Poker is one of the most popular card games in the world. It can be played casually for pennies, or professionally for thousands of dollars in a casino. It requires a combination of skill, psychology, and game theory. Although a lot of luck is involved, it is possible to beat the house by following certain rules and strategies.
A player must put chips into the pot if they want to call a bet. They must also choose whether to raise the bet or drop their cards and leave the game. Players can bet in any order they like, but it is generally best to do so early in the hand. This is because it allows them to make a bigger bet if they have a strong hand, or to bluff with a weak one and force other players into raising their own bets.
During the first betting round the dealer puts three cards face up on the table that everyone can use, this is called the flop. After this all the remaining players decide if they want to stay in the hand or fold. In some cases a player will bet very high on the first round, and other times they will stay low. These are known as conservative players and aggressive players respectively. Aggressive players often play recklessly and can be bluffed easily, while conservative players are easy to read and can be bluffed into folding their hands.

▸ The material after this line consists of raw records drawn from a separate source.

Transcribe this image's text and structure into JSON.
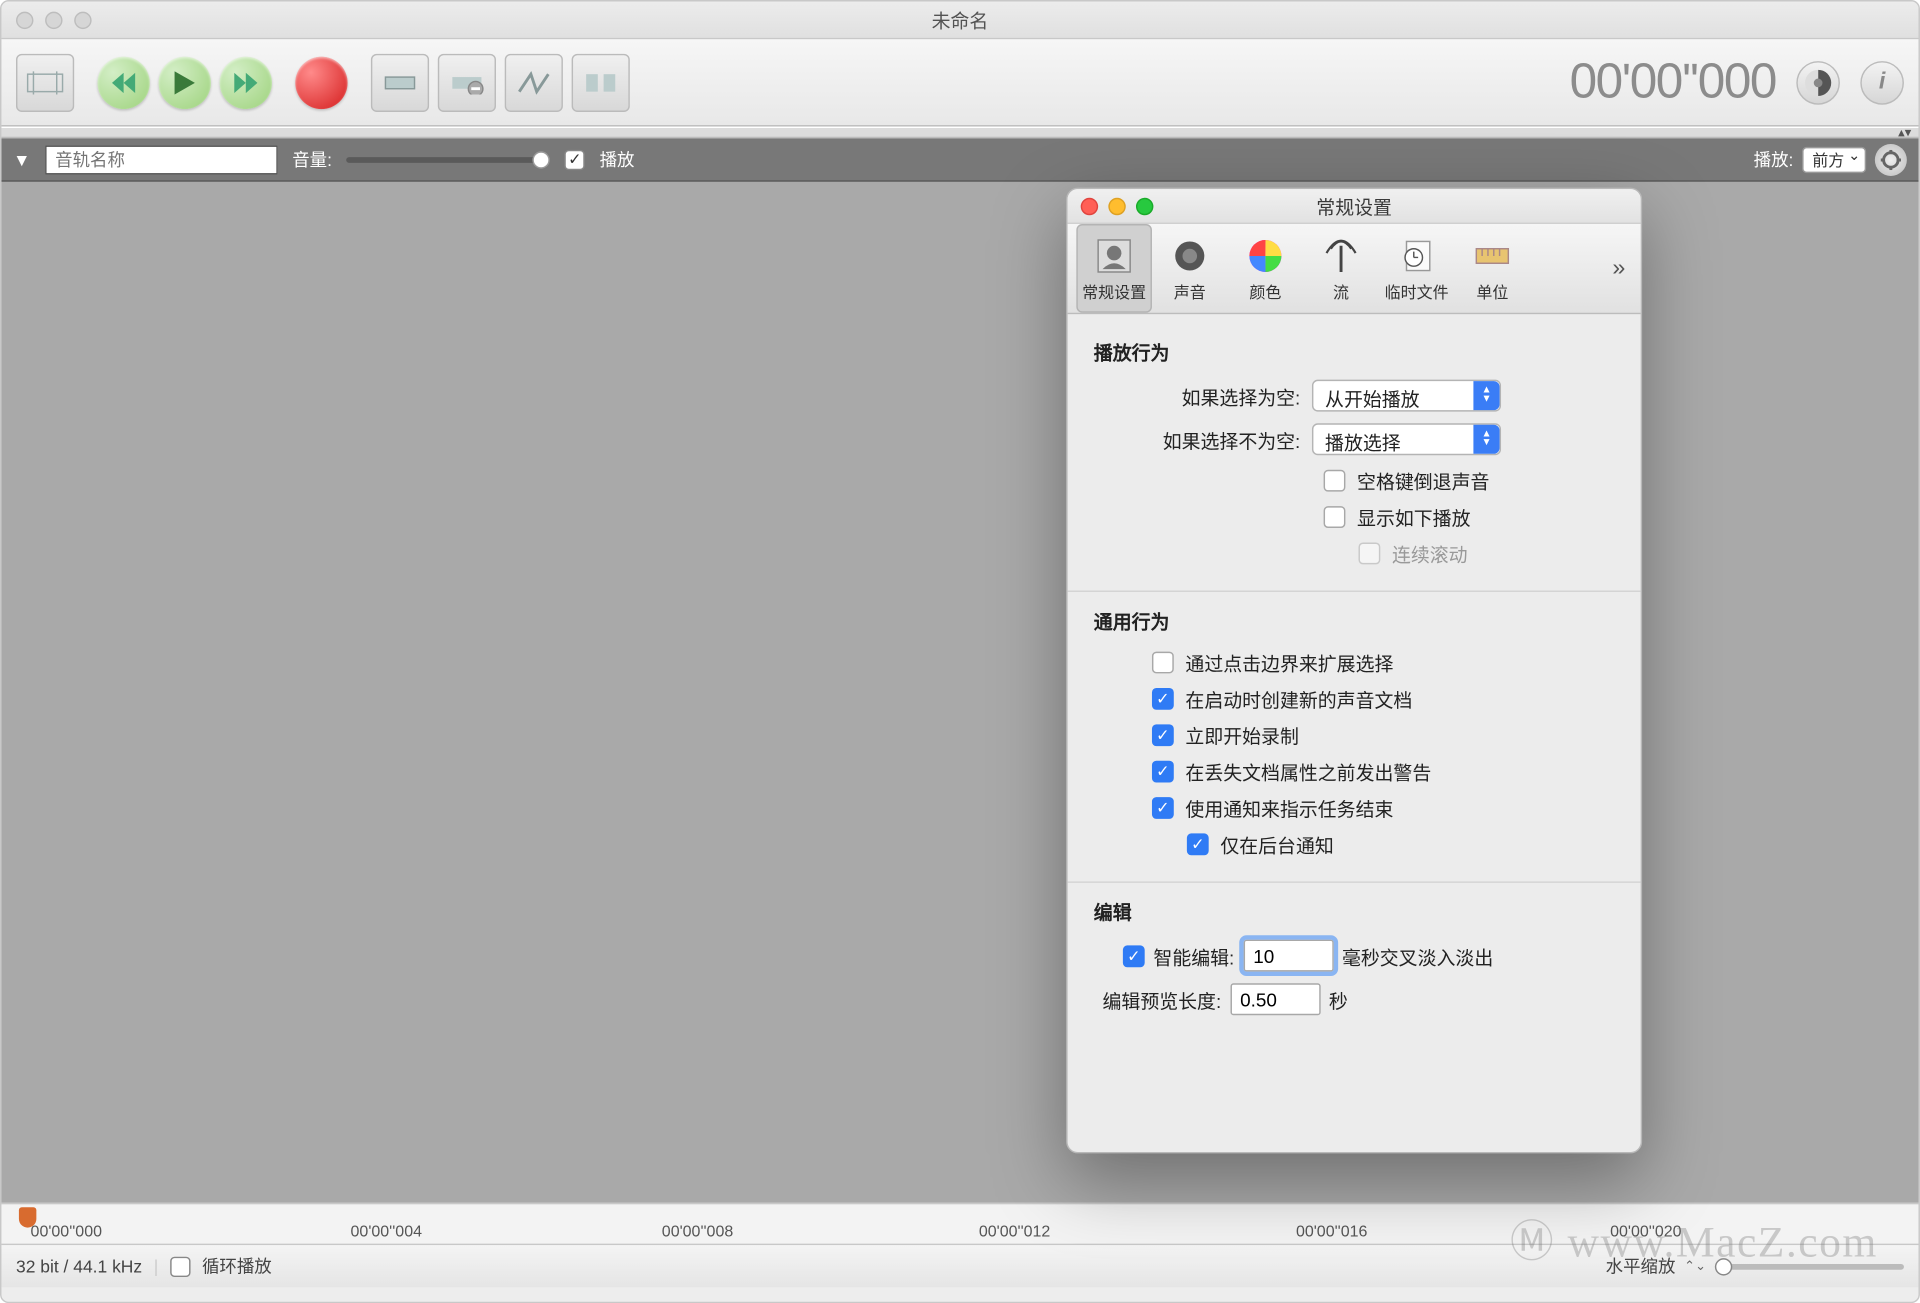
{
  "window": {
    "title": "未命名"
  },
  "toolbar": {
    "timecode": "00'00''000"
  },
  "trackbar": {
    "name_placeholder": "音轨名称",
    "volume_label": "音量:",
    "play_chk_label": "播放",
    "play_pos_label": "播放:",
    "play_pos_value": "前方"
  },
  "timeline": {
    "t0": "00'00''000",
    "t1": "00'00''004",
    "t2": "00'00''008",
    "t3": "00'00''012",
    "t4": "00'00''016",
    "t5": "00'00''020"
  },
  "status": {
    "format": "32 bit / 44.1 kHz",
    "loop_label": "循环播放",
    "zoom_label": "水平缩放"
  },
  "prefs": {
    "title": "常规设置",
    "tabs": {
      "general": "常规设置",
      "sound": "声音",
      "color": "颜色",
      "stream": "流",
      "temp": "临时文件",
      "units": "单位"
    },
    "play_behavior": {
      "heading": "播放行为",
      "if_empty_label": "如果选择为空:",
      "if_empty_value": "从开始播放",
      "if_notempty_label": "如果选择不为空:",
      "if_notempty_value": "播放选择",
      "space_rewind": "空格键倒退声音",
      "show_play": "显示如下播放",
      "cont_scroll": "连续滚动"
    },
    "general_behavior": {
      "heading": "通用行为",
      "extend_sel": "通过点击边界来扩展选择",
      "new_doc": "在启动时创建新的声音文档",
      "rec_now": "立即开始录制",
      "warn_lost": "在丢失文档属性之前发出警告",
      "notify_done": "使用通知来指示任务结束",
      "notify_bg": "仅在后台通知"
    },
    "edit": {
      "heading": "编辑",
      "smart_label": "智能编辑:",
      "smart_value": "10",
      "smart_unit": "毫秒交叉淡入淡出",
      "preview_label": "编辑预览长度:",
      "preview_value": "0.50",
      "preview_unit": "秒"
    }
  },
  "watermark": "Ⓜ www.MacZ.com"
}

The next stage is the turn, where the dealer puts another card face up on the table that everyone can use. In some cases this will be a better card for the player and in other cases it will not improve their hand at all. After the turn the last stage is the river, where a fifth community card is revealed and the final betting round takes place.
The best way to learn how to play poker is to practice and watch the experienced players. This will help you develop quick instincts. You should also observe how the experienced players react to build your own strategy. It is important to remember that every hand is different, so you should develop your own style and avoid trying to memorize complicated systems. Also, don’t be afraid to fold if you have a bad hand. Many beginner players will hold onto their bad hands hoping for a miracle card that will save them, but this is usually a recipe for disaster. The game of poker can be very demoralizing, especially when you are new to it. But keep playing, and with time you will get the hang of it.